As different investor types including pensions and sovereign wealth funds have embraced alternatives, the composition of the hedge fund investor base has shifted. Investors able to allocate large blocks of capital may impact not only fees but also portfolio construction. LPs should be alert to the possibility that when a manager accepts a large capital allocation from one entity, the manager may change the investment approach of the organisation to be a better fit for that particular sizeable investor.
A shift in mandate can also occur without a change in investor composition. For example, the risk appetite of a manager who has a majority of his wealth invested in his fund may evolve as that individual matures. As more managers run funds for longer periods, industry participants may question the traditional notion that alignment of interest must call for a manager to have most of his liquid net worth invested in his fund.
Manager selection remains critical. Cambridge says its clients’ longest-standing and best hedge fund relationships are with managers that care not only about their risk-adjusted track records, but also about their reputations. These managers couple a desire to be right with a willingness to learn and acknowledge mistakes, and have a natural and insatiable curiosity for finding and profiting from inefficiencies.

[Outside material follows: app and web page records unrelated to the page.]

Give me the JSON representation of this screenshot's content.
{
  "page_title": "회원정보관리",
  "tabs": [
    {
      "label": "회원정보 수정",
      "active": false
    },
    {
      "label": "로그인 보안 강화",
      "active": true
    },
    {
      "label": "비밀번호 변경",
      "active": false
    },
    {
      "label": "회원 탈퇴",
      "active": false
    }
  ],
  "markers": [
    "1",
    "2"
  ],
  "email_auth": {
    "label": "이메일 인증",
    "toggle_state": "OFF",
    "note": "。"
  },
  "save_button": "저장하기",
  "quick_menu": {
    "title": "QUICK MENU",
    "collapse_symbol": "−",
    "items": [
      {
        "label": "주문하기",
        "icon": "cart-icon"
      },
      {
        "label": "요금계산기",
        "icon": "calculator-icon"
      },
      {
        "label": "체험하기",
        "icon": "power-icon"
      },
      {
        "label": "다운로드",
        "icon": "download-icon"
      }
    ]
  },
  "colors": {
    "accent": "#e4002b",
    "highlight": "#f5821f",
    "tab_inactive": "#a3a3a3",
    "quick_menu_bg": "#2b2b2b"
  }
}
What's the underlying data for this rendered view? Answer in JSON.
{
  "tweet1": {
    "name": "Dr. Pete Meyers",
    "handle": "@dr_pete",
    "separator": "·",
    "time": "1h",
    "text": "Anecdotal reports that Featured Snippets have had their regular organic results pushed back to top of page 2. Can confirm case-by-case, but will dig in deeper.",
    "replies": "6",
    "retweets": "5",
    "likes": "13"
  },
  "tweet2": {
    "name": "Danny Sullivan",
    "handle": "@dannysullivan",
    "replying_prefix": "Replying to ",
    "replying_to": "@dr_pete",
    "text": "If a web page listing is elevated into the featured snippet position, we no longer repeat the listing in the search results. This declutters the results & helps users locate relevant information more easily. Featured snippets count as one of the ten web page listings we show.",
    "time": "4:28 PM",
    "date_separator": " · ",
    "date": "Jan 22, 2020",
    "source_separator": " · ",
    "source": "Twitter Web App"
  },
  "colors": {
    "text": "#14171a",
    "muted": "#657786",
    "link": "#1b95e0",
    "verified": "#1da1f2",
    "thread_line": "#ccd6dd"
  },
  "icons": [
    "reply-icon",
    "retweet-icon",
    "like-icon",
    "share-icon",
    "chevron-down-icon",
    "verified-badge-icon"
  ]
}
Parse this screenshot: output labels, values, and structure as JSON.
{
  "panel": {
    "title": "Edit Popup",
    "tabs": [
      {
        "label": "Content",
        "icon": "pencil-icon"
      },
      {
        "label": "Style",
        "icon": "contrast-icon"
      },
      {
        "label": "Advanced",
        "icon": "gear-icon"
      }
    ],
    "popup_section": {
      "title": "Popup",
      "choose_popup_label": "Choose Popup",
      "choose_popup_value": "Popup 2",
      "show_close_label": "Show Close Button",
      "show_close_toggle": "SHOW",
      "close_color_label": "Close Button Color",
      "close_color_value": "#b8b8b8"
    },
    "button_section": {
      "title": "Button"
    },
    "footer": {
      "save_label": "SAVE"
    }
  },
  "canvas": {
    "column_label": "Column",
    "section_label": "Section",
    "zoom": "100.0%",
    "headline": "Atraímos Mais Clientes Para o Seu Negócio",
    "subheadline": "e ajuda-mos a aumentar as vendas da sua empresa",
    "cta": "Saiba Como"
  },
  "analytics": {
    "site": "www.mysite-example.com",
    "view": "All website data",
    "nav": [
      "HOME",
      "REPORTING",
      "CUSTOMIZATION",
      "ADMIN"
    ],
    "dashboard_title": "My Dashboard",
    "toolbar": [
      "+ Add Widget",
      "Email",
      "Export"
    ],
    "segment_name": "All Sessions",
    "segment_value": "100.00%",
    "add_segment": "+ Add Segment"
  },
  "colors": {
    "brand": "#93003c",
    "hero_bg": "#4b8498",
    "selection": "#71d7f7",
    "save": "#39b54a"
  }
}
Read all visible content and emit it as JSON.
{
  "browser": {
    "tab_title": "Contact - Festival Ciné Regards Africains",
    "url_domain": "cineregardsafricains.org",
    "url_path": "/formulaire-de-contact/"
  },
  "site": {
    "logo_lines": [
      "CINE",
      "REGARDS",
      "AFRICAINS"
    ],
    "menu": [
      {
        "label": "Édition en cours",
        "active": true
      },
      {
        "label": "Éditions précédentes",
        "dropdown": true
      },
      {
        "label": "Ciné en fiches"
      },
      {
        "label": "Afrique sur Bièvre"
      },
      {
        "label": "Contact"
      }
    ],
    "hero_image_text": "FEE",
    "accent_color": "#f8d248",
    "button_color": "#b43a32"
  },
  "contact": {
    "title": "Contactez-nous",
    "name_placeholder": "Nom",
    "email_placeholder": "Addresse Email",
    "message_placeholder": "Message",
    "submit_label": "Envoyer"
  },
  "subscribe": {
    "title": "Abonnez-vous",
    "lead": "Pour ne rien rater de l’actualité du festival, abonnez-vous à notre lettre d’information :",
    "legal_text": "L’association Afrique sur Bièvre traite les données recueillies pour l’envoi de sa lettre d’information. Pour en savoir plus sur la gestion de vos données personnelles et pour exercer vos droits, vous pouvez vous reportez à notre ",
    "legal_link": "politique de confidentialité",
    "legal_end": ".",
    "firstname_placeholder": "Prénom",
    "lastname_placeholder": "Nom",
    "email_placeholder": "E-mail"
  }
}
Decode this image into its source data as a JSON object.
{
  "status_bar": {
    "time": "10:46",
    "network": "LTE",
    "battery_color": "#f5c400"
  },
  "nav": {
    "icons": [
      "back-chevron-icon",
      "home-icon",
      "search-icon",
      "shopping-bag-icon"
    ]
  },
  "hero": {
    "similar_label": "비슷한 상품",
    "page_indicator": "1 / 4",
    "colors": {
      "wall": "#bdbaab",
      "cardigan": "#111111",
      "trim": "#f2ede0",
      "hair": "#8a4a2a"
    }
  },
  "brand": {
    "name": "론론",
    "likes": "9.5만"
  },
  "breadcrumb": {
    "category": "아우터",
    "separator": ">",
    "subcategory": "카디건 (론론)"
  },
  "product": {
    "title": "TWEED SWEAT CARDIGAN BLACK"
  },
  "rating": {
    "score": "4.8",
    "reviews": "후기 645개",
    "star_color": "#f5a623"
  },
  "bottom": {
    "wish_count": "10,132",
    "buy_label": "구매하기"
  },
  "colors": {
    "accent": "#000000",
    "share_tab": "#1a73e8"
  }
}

To a certain degree, the concept of alpha has been lost in a recent market environment composed of higher correlations across assets and narrower return dispersion across managers. Over the long term, investors that believe in active management understand that partnering with talented investment professionals adds value to diversified portfolios. The challenge remains constant: identifying the right partners and paying the right price for that alpha.